K–12: Illinois is near the top of the nation in academic growth. We have seen important gains for Latinx students, however, overall progress is uneven for black students and students from low-income homes, and is insufficient to make up for racial and income gaps that begin in early childhood. The teacher shortage and the lack of teacher diversity also has a significant impact on student outcomes. The Evidence-Based Funding model has infused much needed resources into school districts, but more needs to be done to bring all districts to full funding adequacy. Illinois ranks 25th nationally for learning conditions, 22nd in outcomes and 31st in equity in outcomes.
Postsecondary: Enrollment rates of Illinois high school graduates continue to improve, however, overall enrollment rates in Illinois institutions are down across all sectors, particularly among black students. More work must be done to improve access, affordability, persistence and completion. Illinois ranks 28th nationally for learning conditions, 15th in outcomes and 42nd in equity in outcomes.
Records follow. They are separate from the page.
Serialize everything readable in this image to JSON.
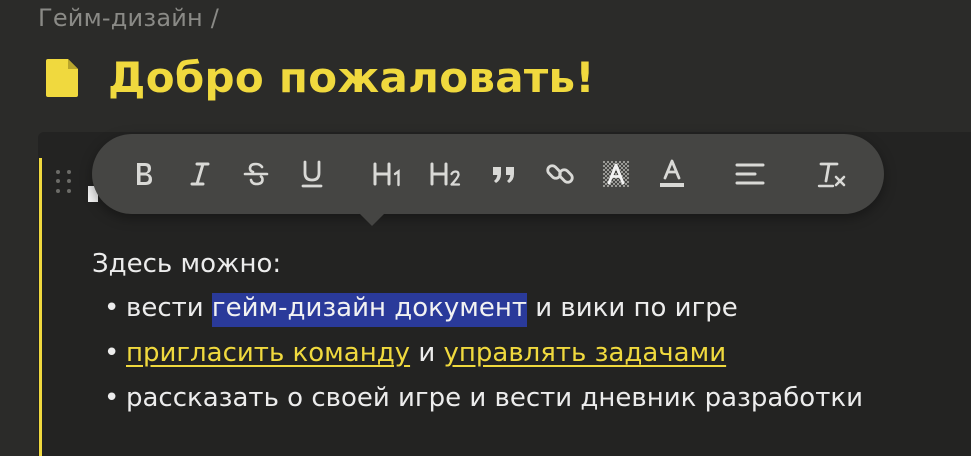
{
  "breadcrumb": {
    "text": "Гейм-дизайн /"
  },
  "page": {
    "title": "Добро пожаловать!",
    "icon": "page-icon",
    "accent_color": "#f0d93e"
  },
  "toolbar": {
    "buttons": [
      {
        "name": "bold-button",
        "icon": "bold-icon"
      },
      {
        "name": "italic-button",
        "icon": "italic-icon"
      },
      {
        "name": "strikethrough-button",
        "icon": "strikethrough-icon"
      },
      {
        "name": "underline-button",
        "icon": "underline-icon"
      },
      {
        "name": "heading1-button",
        "icon": "heading1-icon"
      },
      {
        "name": "heading2-button",
        "icon": "heading2-icon"
      },
      {
        "name": "quote-button",
        "icon": "quote-icon"
      },
      {
        "name": "link-button",
        "icon": "link-icon"
      },
      {
        "name": "highlight-button",
        "icon": "highlight-icon"
      },
      {
        "name": "text-color-button",
        "icon": "text-color-icon"
      },
      {
        "name": "align-button",
        "icon": "align-left-icon"
      },
      {
        "name": "clear-format-button",
        "icon": "clear-format-icon"
      }
    ]
  },
  "content": {
    "intro": "Здесь можно:",
    "bullet": "•",
    "item1": {
      "before": "вести ",
      "selected": "гейм-дизайн документ",
      "after": " и вики по игре"
    },
    "item2": {
      "link1": "пригласить команду",
      "middle": " и ",
      "link2": "управлять задачами"
    },
    "item3": {
      "text": "рассказать о своей игре и вести дневник разработки"
    }
  },
  "colors": {
    "selection": "#2a3a9a",
    "toolbar_bg": "#454543",
    "background": "#2b2b29"
  }
}
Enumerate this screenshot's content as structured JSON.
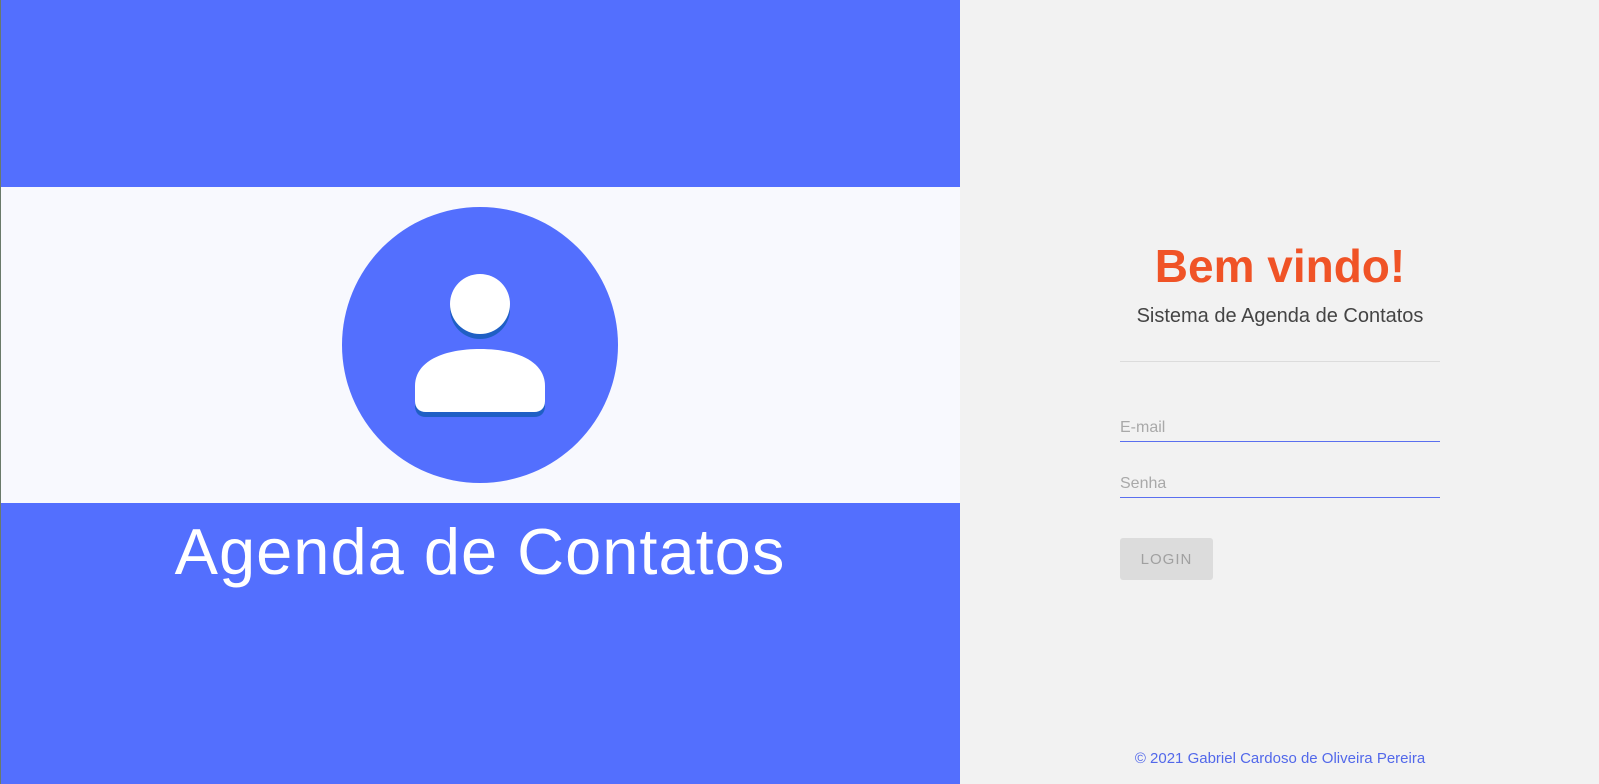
{
  "left": {
    "app_title": "Agenda de Contatos",
    "logo_icon": "contacts-person-icon"
  },
  "right": {
    "welcome": "Bem vindo!",
    "subtitle": "Sistema de Agenda de Contatos",
    "email_placeholder": "E-mail",
    "email_value": "",
    "password_placeholder": "Senha",
    "password_value": "",
    "login_label": "LOGIN",
    "footer": "© 2021 Gabriel Cardoso de Oliveira Pereira"
  },
  "colors": {
    "brand_blue": "#536ffe",
    "accent_orange": "#f05326",
    "band_light": "#f8f9fe",
    "panel_gray": "#f2f2f2"
  }
}
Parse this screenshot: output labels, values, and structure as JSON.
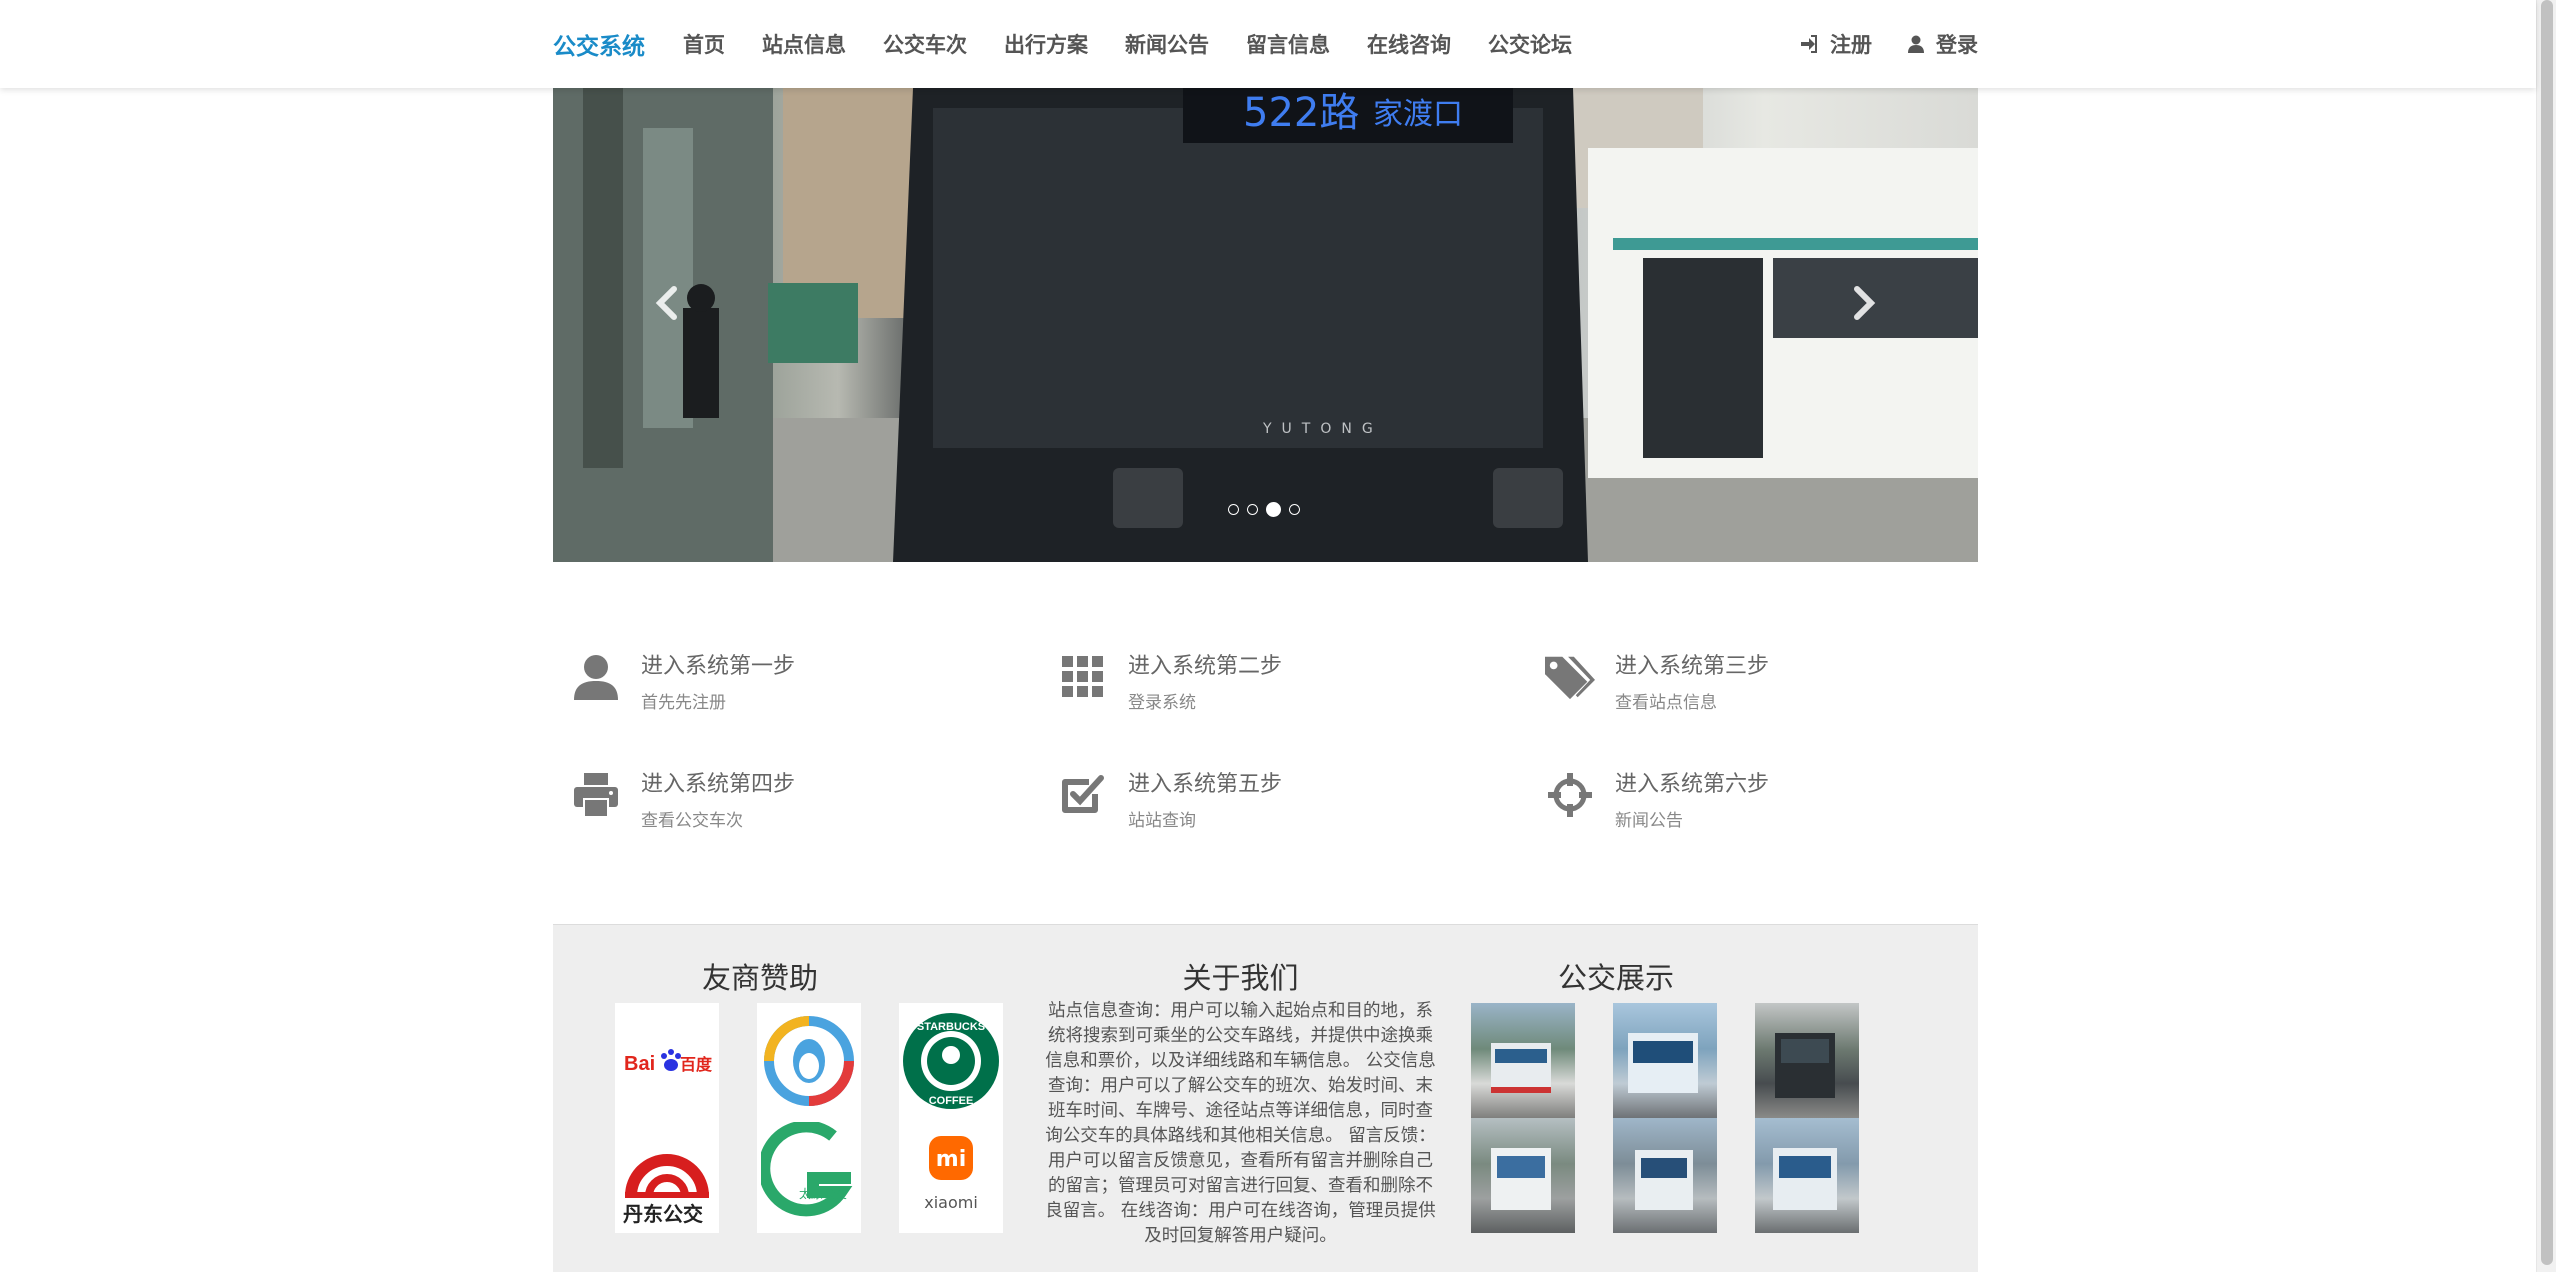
{
  "nav": {
    "brand": "公交系统",
    "items": [
      "首页",
      "站点信息",
      "公交车次",
      "出行方案",
      "新闻公告",
      "留言信息",
      "在线咨询",
      "公交论坛"
    ],
    "register": "注册",
    "login": "登录"
  },
  "carousel": {
    "slide_count": 4,
    "active_index": 2,
    "sign_text": "522路",
    "sign_dest": "家渡口",
    "brand_text": "YUTONG"
  },
  "steps": [
    {
      "title": "进入系统第一步",
      "sub": "首先先注册",
      "icon": "user-icon"
    },
    {
      "title": "进入系统第二步",
      "sub": "登录系统",
      "icon": "grid-icon"
    },
    {
      "title": "进入系统第三步",
      "sub": "查看站点信息",
      "icon": "tags-icon"
    },
    {
      "title": "进入系统第四步",
      "sub": "查看公交车次",
      "icon": "printer-icon"
    },
    {
      "title": "进入系统第五步",
      "sub": "站站查询",
      "icon": "checkbox-icon"
    },
    {
      "title": "进入系统第六步",
      "sub": "新闻公告",
      "icon": "crosshairs-icon"
    }
  ],
  "footer": {
    "sponsors_title": "友商赞助",
    "about_title": "关于我们",
    "showcase_title": "公交展示",
    "about_text": "站点信息查询：用户可以输入起始点和目的地，系统将搜索到可乘坐的公交车路线，并提供中途换乘信息和票价，以及详细线路和车辆信息。 公交信息查询：用户可以了解公交车的班次、始发时间、末班车时间、车牌号、途径站点等详细信息，同时查询公交车的具体路线和其他相关信息。 留言反馈：用户可以留言反馈意见，查看所有留言并删除自己的留言；管理员可对留言进行回复、查看和删除不良留言。 在线咨询：用户可在线咨询，管理员提供及时回复解答用户疑问。",
    "sponsor_logos": [
      {
        "name": "baidu-logo",
        "text": "Bai百度"
      },
      {
        "name": "qq-logo",
        "text": ""
      },
      {
        "name": "starbucks-logo",
        "text": "STARBUCKS COFFEE"
      },
      {
        "name": "dandong-bus-logo",
        "text": "丹东公交"
      },
      {
        "name": "taiyuan-bus-logo",
        "text": "太原公交"
      },
      {
        "name": "xiaomi-logo",
        "text": "xiaomi"
      }
    ]
  },
  "colors": {
    "brand": "#1a8bc8",
    "nav_text": "#555555",
    "footer_bg": "#eeeeee"
  }
}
For the first time, The State We're In includes a regional analysis with district-level data to support community-based conversations about progress, outcomes and opportunities for improvement. More insights by region/district are available at advanceillinois.org.
This edition of the report recognizes innovative strategies in three community spotlights: Vienna High School District 133 and its strategy to improve college readiness; Rockford District 205's handling of its teacher shortage; and the Illinois Equity in Attainment Initiative and its member institutions' commitment to ensuring that more students of color and economically challenged students thrive in and complete college.
For the full The State We're In report, including interactive features, visit advanceillinois.org. More interactive features, including interactive maps and charts, will be available online in winter 2020.
About Advance Illinois
Advance Illinois is an independent policy and advocacy organization working toward a healthy public education system that enables all students to achieve success in college, career and civic life. Since its founding in 2008, Advance Illinois has become a nationally recognized thought leader in education policy advocacy. To learn more visit advanceillinois.org.
SOURCE Advance Illinois